Read the lines of the data below and retrieve those with "author".

● Dataset records
BEGIN

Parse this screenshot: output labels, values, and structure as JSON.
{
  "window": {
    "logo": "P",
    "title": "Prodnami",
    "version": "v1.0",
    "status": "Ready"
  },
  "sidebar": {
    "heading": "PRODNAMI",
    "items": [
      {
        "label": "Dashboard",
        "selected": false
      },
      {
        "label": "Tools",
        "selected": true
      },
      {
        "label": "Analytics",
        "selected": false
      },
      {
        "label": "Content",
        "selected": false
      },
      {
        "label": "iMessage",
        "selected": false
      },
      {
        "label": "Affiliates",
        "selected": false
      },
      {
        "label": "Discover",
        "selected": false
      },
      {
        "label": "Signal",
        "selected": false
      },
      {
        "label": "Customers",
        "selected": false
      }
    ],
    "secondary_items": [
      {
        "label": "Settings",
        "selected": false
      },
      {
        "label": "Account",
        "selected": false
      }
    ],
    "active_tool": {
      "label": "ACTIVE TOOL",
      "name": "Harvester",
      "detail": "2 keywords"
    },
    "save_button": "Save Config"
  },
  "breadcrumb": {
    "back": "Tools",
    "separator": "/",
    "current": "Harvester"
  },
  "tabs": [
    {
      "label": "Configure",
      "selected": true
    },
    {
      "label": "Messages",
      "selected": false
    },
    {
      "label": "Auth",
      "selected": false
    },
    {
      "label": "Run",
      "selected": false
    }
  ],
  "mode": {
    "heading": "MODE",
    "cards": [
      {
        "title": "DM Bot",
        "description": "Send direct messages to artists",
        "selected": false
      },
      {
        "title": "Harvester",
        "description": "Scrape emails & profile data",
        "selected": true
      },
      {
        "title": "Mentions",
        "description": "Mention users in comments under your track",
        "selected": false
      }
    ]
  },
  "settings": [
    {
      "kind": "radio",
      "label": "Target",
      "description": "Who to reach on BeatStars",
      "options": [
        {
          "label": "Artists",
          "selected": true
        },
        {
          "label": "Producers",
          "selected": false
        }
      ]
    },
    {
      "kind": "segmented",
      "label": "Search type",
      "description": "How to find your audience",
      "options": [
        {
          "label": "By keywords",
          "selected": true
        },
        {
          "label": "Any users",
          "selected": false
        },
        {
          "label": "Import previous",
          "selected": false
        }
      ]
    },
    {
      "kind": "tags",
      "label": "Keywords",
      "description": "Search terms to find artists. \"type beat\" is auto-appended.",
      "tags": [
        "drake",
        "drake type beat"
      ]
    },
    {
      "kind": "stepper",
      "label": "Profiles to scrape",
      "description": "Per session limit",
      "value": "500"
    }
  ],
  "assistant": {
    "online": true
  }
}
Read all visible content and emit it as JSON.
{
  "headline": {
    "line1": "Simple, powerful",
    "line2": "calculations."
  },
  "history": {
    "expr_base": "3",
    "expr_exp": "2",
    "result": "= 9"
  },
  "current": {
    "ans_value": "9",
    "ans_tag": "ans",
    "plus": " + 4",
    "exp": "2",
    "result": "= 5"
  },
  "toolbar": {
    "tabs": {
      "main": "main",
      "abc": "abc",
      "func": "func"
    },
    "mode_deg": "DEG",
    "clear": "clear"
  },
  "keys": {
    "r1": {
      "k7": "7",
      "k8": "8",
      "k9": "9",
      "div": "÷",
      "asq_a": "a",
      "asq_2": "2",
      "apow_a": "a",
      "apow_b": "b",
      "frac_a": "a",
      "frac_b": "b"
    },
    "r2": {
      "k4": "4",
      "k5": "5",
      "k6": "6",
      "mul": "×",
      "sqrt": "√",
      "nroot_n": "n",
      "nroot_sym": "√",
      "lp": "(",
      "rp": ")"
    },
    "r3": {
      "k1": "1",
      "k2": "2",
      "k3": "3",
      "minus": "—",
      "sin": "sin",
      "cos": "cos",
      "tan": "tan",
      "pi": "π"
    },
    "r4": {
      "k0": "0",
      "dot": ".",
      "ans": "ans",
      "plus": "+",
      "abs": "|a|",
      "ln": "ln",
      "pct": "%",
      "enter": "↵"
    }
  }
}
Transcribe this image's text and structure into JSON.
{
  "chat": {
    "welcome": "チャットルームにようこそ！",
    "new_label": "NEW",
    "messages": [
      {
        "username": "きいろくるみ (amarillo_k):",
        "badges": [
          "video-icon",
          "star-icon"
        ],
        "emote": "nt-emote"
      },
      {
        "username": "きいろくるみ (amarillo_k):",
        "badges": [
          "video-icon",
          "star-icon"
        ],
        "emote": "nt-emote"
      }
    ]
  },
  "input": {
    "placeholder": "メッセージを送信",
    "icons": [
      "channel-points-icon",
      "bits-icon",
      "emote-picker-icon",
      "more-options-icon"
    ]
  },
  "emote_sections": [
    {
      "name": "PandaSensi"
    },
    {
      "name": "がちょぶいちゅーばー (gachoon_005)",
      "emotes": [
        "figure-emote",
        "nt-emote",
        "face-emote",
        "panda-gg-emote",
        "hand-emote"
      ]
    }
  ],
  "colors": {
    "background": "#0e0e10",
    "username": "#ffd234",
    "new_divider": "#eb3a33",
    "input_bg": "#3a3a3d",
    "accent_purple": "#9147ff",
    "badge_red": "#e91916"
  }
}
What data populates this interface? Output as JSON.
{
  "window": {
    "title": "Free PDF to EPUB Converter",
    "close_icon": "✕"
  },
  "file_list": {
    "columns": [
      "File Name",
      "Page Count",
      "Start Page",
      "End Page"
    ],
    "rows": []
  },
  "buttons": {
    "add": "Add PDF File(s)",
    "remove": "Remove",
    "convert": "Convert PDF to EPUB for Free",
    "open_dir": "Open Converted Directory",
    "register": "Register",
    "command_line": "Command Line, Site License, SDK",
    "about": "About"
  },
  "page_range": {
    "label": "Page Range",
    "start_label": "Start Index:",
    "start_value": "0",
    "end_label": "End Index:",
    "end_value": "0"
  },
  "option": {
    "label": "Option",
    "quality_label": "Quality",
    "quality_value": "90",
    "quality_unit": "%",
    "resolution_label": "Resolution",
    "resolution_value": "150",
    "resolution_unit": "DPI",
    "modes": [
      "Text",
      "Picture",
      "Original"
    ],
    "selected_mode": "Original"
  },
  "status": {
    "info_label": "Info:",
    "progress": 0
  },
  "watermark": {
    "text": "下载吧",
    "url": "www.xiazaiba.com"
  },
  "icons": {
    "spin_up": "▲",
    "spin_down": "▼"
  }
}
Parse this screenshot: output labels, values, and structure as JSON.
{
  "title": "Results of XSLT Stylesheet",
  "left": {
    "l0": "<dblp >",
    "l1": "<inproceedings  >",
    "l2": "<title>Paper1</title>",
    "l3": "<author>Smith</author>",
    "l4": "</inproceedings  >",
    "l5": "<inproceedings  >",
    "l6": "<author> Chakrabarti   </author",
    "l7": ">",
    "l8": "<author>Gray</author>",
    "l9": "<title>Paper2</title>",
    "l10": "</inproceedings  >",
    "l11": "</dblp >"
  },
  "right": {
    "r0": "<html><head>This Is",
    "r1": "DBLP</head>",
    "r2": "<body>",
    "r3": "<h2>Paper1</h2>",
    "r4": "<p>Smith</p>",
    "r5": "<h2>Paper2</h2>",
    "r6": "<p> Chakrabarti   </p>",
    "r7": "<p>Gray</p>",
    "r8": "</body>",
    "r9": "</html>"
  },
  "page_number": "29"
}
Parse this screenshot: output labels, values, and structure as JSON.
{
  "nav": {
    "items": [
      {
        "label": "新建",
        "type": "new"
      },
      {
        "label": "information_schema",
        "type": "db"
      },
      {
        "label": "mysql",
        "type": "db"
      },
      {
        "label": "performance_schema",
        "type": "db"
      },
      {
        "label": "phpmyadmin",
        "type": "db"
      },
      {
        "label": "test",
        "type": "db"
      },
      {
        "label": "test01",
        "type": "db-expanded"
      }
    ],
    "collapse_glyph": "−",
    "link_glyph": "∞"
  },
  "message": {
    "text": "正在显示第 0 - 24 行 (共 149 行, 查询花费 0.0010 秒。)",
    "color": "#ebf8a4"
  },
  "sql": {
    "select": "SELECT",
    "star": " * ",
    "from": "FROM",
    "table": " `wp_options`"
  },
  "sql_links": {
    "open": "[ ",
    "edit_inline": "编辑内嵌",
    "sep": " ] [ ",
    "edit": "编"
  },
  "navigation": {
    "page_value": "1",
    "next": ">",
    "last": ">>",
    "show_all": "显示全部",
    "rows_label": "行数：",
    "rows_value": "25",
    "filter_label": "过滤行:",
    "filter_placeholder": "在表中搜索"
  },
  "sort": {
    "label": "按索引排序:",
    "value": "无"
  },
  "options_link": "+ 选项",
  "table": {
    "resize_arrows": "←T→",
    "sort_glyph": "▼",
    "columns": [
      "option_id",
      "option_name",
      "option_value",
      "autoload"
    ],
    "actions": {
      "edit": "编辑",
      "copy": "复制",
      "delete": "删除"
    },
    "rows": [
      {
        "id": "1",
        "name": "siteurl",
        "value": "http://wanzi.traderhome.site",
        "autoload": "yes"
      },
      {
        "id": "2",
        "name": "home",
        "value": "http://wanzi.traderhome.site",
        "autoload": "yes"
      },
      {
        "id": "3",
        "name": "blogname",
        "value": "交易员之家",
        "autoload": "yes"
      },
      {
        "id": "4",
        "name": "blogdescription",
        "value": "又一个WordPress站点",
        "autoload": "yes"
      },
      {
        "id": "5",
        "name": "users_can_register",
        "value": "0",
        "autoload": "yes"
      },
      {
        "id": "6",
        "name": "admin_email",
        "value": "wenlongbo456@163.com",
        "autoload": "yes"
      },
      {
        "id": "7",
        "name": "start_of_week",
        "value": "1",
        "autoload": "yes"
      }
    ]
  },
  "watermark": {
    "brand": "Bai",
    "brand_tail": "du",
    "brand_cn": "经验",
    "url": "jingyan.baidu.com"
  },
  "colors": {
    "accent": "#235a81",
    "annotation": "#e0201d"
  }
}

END

● Answer to this task
    "l3": "<author>Smith</author>",
    "l6": "<author> Chakrabarti   </author",
    "l8": "<author>Gray</author>",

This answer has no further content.